Hearing Chitra and Beth describe it, it’s as if The Scorpion Gesture, lit up on billboards, brought the Rubin with it. Citron describes a moment, right before midnight, when a rare autumn snow began to fall and a hush––almost unheard of in New York––fell on the streets, making her stop in her tracks. Standing among the women who had brought the project to fruition (including animator Mary Nittolo of the STUDIO NYC), past, present, and future were––fleetingly–– a single node amidst the never-ending bustle of the city. It was “our own personal ball drop,” says Ganesh, a native New Yorker.
Though it was not part of the Rubin’s programming, the otherworldly nature of the space in which it was staged (a “Mad Max environment”) “gave a different valence to the idea of the future.” Ganesh’s animations in Times Square were a concrete visualization of what that future could be, and instead of the barren wastes of Fury Road, or the empty cavernous streets of Blade Runner, this was a future where art and advertising could commingle.
All museum interventions hold a unique place as art object, since they are both works in themselves and the activators (or agitators) of other works. They aren’t self-contained objects, but open ended statements grounded in artwork. By employing animation, whose cobbled effect has embedded in it the demand that its surroundings become part of the action, The Scorpion Gesture implicitly engages whichever environment in which it is displayed. A self-described “comic fanatic,” Ganesh says “animation is receptive to different kinds of visual languages flowing together” and is well suited to collage of a both visual and thematic nature.
The narrative action of Times Square is similarly collaged. Though it is by no means a thangka painting, Times Square is our cultural moment represented on a single plane of advertisements––Kinky Boots next to Homeland next to Levi’s jeans, where we watch trends and celebrities ascend, only to be dethroned at the next turn. Placed among these billboards, the dominant cinematic mode of The Scorpion Gesture is one of spatial transition. The series begins with a hand holding an orb in space, which quickly becomes a portal through which we travel into the world of the animation. Each frame is quickly subsumed by another. (After all, the scorpion gesture is a sign of transformation.)
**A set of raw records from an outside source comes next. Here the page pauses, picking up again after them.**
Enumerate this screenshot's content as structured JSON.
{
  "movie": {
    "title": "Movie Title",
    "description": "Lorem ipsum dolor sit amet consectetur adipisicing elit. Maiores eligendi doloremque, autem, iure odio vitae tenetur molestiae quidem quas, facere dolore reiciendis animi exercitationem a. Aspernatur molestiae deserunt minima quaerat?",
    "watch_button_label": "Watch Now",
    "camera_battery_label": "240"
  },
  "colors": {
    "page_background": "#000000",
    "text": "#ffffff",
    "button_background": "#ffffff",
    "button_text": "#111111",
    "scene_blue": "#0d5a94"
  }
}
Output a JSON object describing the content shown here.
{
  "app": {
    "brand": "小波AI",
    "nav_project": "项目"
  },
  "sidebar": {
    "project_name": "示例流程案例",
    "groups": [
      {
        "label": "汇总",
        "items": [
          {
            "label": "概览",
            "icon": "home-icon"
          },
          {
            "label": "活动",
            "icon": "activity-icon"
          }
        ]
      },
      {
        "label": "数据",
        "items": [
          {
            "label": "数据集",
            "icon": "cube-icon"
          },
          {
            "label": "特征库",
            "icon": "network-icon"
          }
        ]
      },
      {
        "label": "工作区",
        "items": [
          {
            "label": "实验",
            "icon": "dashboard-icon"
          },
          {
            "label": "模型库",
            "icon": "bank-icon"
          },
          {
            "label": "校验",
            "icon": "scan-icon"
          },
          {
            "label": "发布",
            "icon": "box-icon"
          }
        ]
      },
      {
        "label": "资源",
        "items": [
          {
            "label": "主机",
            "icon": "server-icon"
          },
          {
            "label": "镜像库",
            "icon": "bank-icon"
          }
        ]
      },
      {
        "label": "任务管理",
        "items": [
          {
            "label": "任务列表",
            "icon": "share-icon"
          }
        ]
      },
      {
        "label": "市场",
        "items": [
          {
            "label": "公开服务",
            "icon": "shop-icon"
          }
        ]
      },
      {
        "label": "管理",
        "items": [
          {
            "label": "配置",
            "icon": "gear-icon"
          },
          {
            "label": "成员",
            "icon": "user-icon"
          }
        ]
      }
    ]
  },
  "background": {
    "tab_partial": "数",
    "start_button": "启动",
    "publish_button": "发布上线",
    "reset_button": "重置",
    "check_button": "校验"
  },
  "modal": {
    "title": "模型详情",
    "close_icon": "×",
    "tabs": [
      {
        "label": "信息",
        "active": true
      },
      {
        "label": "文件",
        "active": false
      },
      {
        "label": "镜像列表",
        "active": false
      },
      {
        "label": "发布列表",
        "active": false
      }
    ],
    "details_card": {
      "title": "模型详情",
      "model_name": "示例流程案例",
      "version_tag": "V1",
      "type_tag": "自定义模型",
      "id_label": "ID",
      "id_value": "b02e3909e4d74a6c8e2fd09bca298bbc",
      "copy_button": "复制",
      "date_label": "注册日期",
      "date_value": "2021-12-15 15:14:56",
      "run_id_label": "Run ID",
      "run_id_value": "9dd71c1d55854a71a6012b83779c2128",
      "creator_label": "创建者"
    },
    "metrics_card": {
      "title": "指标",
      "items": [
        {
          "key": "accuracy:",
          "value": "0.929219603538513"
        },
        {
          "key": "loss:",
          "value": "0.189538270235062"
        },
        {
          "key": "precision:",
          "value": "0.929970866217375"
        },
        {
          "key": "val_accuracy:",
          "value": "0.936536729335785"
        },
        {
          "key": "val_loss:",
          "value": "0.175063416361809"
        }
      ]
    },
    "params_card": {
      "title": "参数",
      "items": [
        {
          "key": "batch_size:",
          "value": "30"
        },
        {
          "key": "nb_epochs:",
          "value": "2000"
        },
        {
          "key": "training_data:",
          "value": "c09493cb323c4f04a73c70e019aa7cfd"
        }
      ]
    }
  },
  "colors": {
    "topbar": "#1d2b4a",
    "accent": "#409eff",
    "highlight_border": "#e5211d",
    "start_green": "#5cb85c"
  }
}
And while the similarities between art and environment might end there, the presence of The Scorpion Gesture was enough to add depth, even just for three minutes, to a setting of unadulterated commercial consumption. Just as in the Rubin, it intervened on behalf of its surroundings, leaving both the richer.